◆ **Material supplied**
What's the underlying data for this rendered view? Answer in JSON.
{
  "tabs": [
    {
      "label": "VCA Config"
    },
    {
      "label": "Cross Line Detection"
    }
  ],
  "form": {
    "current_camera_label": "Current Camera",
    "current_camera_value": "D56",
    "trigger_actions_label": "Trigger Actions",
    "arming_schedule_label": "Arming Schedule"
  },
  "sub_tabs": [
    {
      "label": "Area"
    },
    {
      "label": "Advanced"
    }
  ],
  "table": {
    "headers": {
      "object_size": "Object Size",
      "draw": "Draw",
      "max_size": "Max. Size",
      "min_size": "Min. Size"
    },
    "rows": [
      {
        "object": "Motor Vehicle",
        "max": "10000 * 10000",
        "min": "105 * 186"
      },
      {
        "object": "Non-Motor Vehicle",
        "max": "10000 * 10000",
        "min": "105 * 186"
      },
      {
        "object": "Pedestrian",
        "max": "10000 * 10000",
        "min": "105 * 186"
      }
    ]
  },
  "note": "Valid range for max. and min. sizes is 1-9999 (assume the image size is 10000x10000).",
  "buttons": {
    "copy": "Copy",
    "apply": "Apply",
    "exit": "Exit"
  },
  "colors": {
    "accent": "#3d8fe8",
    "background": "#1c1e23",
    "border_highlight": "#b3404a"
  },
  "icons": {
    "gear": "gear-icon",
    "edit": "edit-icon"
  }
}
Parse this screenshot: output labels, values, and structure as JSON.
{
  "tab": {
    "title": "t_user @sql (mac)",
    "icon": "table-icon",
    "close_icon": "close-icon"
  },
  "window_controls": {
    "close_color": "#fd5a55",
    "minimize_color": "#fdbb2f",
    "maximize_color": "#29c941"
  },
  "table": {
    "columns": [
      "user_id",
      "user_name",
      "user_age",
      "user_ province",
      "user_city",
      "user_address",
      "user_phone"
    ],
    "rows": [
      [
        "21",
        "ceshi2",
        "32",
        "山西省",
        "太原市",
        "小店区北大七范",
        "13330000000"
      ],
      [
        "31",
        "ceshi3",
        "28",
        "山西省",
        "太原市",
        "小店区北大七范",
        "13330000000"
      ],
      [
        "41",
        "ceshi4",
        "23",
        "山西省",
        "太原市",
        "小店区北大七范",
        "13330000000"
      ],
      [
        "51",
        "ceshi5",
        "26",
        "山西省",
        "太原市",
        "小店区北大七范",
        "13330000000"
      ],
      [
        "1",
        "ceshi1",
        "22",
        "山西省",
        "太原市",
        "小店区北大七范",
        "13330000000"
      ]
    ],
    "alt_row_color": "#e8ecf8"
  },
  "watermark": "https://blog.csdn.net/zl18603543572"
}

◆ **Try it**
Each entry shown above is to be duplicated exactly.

◆ **Answer below**
What's the underlying data for this rendered view? Answer in JSON.
{
  "tabs": [
    {
      "label": "VCA Config"
    },
    {
      "label": "Cross Line Detection"
    }
  ],
  "form": {
    "current_camera_label": "Current Camera",
    "current_camera_value": "D56",
    "trigger_actions_label": "Trigger Actions",
    "arming_schedule_label": "Arming Schedule"
  },
  "sub_tabs": [
    {
      "label": "Area"
    },
    {
      "label": "Advanced"
    }
  ],
  "table": {
    "headers": {
      "object_size": "Object Size",
      "draw": "Draw",
      "max_size": "Max. Size",
      "min_size": "Min. Size"
    },
    "rows": [
      {
        "object": "Motor Vehicle",
        "max": "10000 * 10000",
        "min": "105 * 186"
      },
      {
        "object": "Non-Motor Vehicle",
        "max": "10000 * 10000",
        "min": "105 * 186"
      },
      {
        "object": "Pedestrian",
        "max": "10000 * 10000",
        "min": "105 * 186"
      }
    ]
  },
  "note": "Valid range for max. and min. sizes is 1-9999 (assume the image size is 10000x10000).",
  "buttons": {
    "copy": "Copy",
    "apply": "Apply",
    "exit": "Exit"
  },
  "colors": {
    "accent": "#3d8fe8",
    "background": "#1c1e23",
    "border_highlight": "#b3404a"
  },
  "icons": {
    "gear": "gear-icon",
    "edit": "edit-icon"
  }
}
Parse this screenshot: output labels, values, and structure as JSON.
{
  "tab": {
    "title": "t_user @sql (mac)",
    "icon": "table-icon",
    "close_icon": "close-icon"
  },
  "window_controls": {
    "close_color": "#fd5a55",
    "minimize_color": "#fdbb2f",
    "maximize_color": "#29c941"
  },
  "table": {
    "columns": [
      "user_id",
      "user_name",
      "user_age",
      "user_ province",
      "user_city",
      "user_address",
      "user_phone"
    ],
    "rows": [
      [
        "21",
        "ceshi2",
        "32",
        "山西省",
        "太原市",
        "小店区北大七范",
        "13330000000"
      ],
      [
        "31",
        "ceshi3",
        "28",
        "山西省",
        "太原市",
        "小店区北大七范",
        "13330000000"
      ],
      [
        "41",
        "ceshi4",
        "23",
        "山西省",
        "太原市",
        "小店区北大七范",
        "13330000000"
      ],
      [
        "51",
        "ceshi5",
        "26",
        "山西省",
        "太原市",
        "小店区北大七范",
        "13330000000"
      ],
      [
        "1",
        "ceshi1",
        "22",
        "山西省",
        "太原市",
        "小店区北大七范",
        "13330000000"
      ]
    ],
    "alt_row_color": "#e8ecf8"
  },
  "watermark": "https://blog.csdn.net/zl18603543572"
}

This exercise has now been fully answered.